Virtual Learning: Ways to Slow Your Woes!

By Wendi Iacobello

Many public school systems are electing to remain online for the first six to eight weeks of school this upcoming year thanks to the Coronavirus. Virtual this and virtual that is the new normal for our country in 2020. What does that mean for education? Are you a teacher frantically wondering how you will keep students engaged in an online environment? Maybe you are a parent and wondering how you can supervise your children’s attendance and learning online, while also meeting the demands of your job?


Mindset is everything and this goes for students, parents, teachers, and all who will have a hand in educating children virtually this fall. Carol Dwecks’s research into developing a growth mindset proves that how students view learning, how teachers encourage learning through challenges, and how parents encourage children to take on challenges can aid in transforming a fixed mindset into a growth mindset. This concept has never been more important than now as we all face the challenges of teaching and learning in an online environment.


The 2020-2021 school year will no doubt be different than anything we have ever experienced in the United States Public Education System, but there is a way to find that silver lining during all of this uncertainty. It’s all in the mindset and how we combat negative thoughts with positive ones to encourage a growth mentality.


For Parents:

Instead of . . . Use . . .
School is going to be hard this year. School will be different this year, but we are up for the challenge.
It’s going to be difficult managing you (my child) at home and my career this year. We will both be working extra hard this year to succeed-your job is to learn and mommy’s and daddy’s job is to work.
It will be challenging to be home with my children so much. This school year is providing an opportunity to be more present with my children.


For Teachers:

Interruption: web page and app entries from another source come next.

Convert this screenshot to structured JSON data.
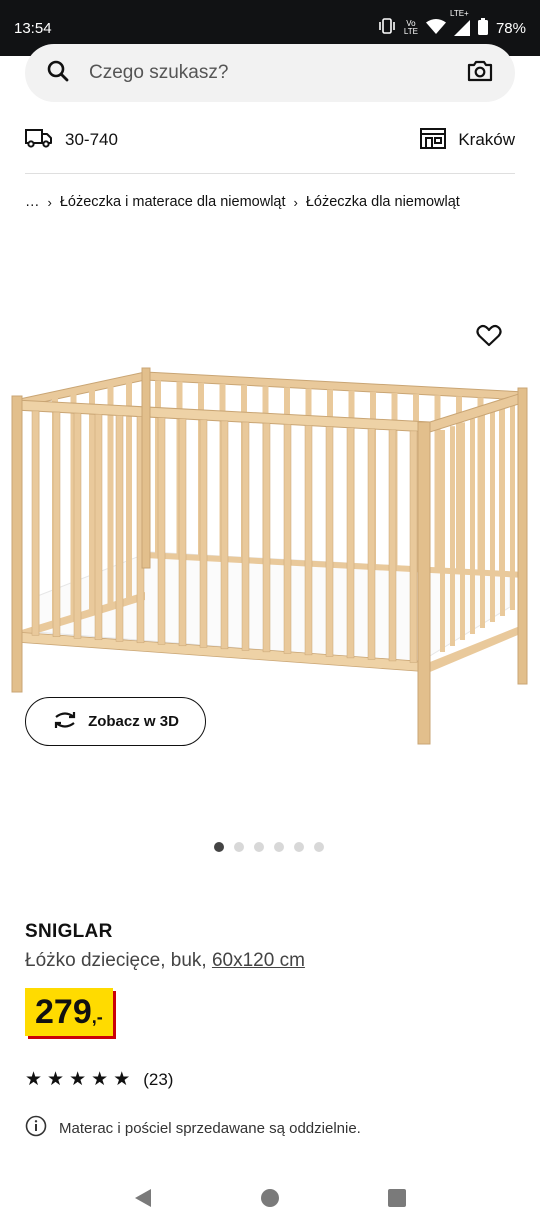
{
  "status": {
    "time": "13:54",
    "volte": "Vo",
    "lte_small": "LTE",
    "lte_plus": "LTE+",
    "battery": "78%"
  },
  "search": {
    "placeholder": "Czego szukasz?"
  },
  "location": {
    "postal": "30-740",
    "store": "Kraków"
  },
  "breadcrumb": {
    "ellipsis": "…",
    "items": [
      "Łóżeczka i materace dla niemowląt",
      "Łóżeczka dla niemowląt"
    ]
  },
  "gallery": {
    "button_3d": "Zobacz w 3D",
    "dots_total": 6,
    "dot_active": 1
  },
  "product": {
    "name": "SNIGLAR",
    "desc": "Łóżko dziecięce, buk,",
    "size": "60x120 cm",
    "price": "279",
    "price_suffix": ",-",
    "rating": 5,
    "reviews": "(23)",
    "note": "Materac i pościel sprzedawane są oddzielnie."
  },
  "colors": {
    "price_bg": "#ffdb00",
    "price_shadow": "#cc0008",
    "wood": "#e9c99b"
  }
}
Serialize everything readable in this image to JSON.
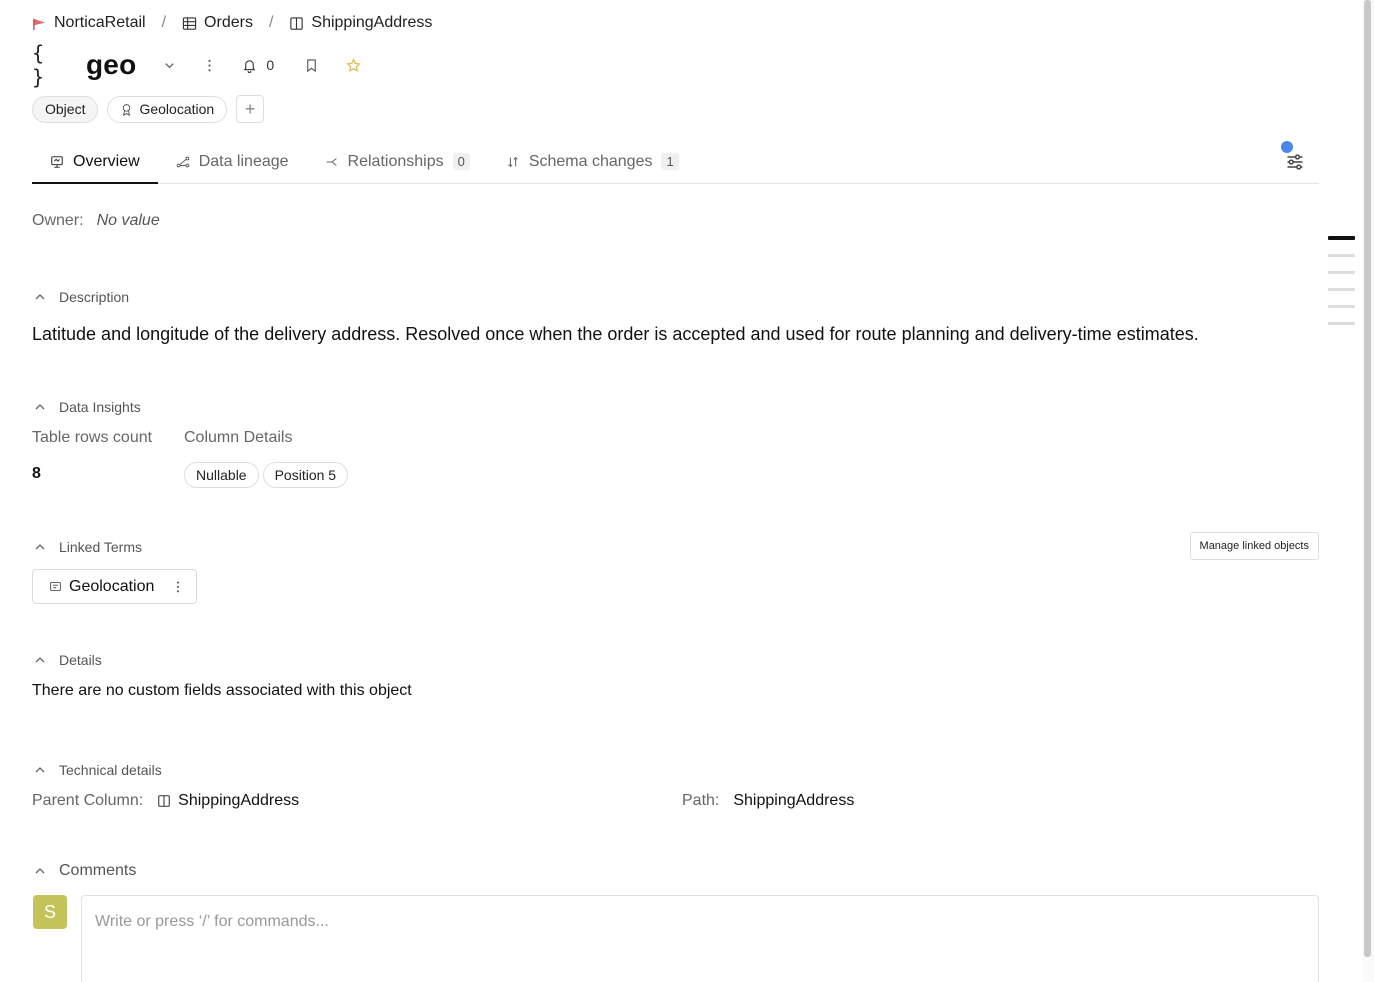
{
  "breadcrumb": {
    "items": [
      {
        "label": "NorticaRetail",
        "icon": "brand-flag-icon"
      },
      {
        "label": "Orders",
        "icon": "table-icon"
      },
      {
        "label": "ShippingAddress",
        "icon": "column-icon"
      }
    ],
    "separator": "/"
  },
  "header": {
    "type_glyph": "{ }",
    "title": "geo",
    "notifications_count": "0"
  },
  "tags": {
    "type_tag": "Object",
    "domain_tag": "Geolocation"
  },
  "tabs": [
    {
      "label": "Overview",
      "icon": "overview-icon",
      "active": true
    },
    {
      "label": "Data lineage",
      "icon": "lineage-icon"
    },
    {
      "label": "Relationships",
      "icon": "relationships-icon",
      "count": "0"
    },
    {
      "label": "Schema changes",
      "icon": "schema-changes-icon",
      "count": "1"
    }
  ],
  "owner": {
    "label": "Owner:",
    "value": "No value"
  },
  "sections": {
    "description": {
      "title": "Description",
      "text": "Latitude and longitude of the delivery address. Resolved once when the order is accepted and used for route planning and delivery-time estimates."
    },
    "insights": {
      "title": "Data Insights",
      "rows_label": "Table rows count",
      "rows_value": "8",
      "columns_label": "Column Details",
      "pills": [
        "Nullable",
        "Position 5"
      ]
    },
    "linked_terms": {
      "title": "Linked Terms",
      "manage_label": "Manage linked objects",
      "term": "Geolocation"
    },
    "details": {
      "title": "Details",
      "empty_text": "There are no custom fields associated with this object"
    },
    "technical": {
      "title": "Technical details",
      "parent_label": "Parent Column:",
      "parent_value": "ShippingAddress",
      "path_label": "Path:",
      "path_value": "ShippingAddress"
    },
    "comments": {
      "title": "Comments",
      "avatar_initial": "S",
      "placeholder": "Write or press ‘/’ for commands..."
    }
  },
  "colors": {
    "accent_dot": "#4a86ee",
    "avatar_bg": "#c4c35a",
    "star": "#e0b84a"
  }
}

Instead of . . . Use . . .
It’s going to be hard to keep my students engaged online. I have been given an opportunity to try new strategies with my students to help them learn virtually.
I’m worried about my students making gainful progress. My students will learn at their own pace.
I feel overwhelmed with teaching online. I am capable of meeting the challenge of teaching online.


For Students:


Instead of . . . Use . . .
I miss learning with my friends. I will be able to learn with my friends online.
I don’t like to learn on a computer. I am capable of learning on a computer.
It’s hard for me to sit still and focus on a computer. I have not mastered sitting still and focusing on a computer yet.


For more ways to encourage this positive approach, see 25 Ways to Develop a Growth Mindset. How we view the challenges of learning this year speaks volumes to children. Encouraging them through these unique times can take major effort, but it will have a positive effect on them. The technology skills students are learning through these uncertain times will set them up for future success and prepare them for online education in other educational environments. Forced change is hard, but there are benefits if we can keep promoting a can-do attitude and focus on our successes.


Wendi Iacobello Head ShotWendi Iacobello is a graduate of Appalachian State University with a Master of Arts in Educational Media. She also has a BS degree in Early Childhood Education. Her professional career in education spans across nine years in the public education sector to include; middle and high school special education, adult education for incarcerated men, women, & youth, compensatory education, High School Equivalency instruction formerly known as GED, and community college instruction in Early Childhood Education curriculum courses. Wendi is an Army Spouse and first time mom to an adorable infant boy. Her hobbies include; volunteering in the local community, gardening, teaching aqua cycling and stroller fit classes on the military installation, and encouraging the military community through her blog Strength 4 Spouses.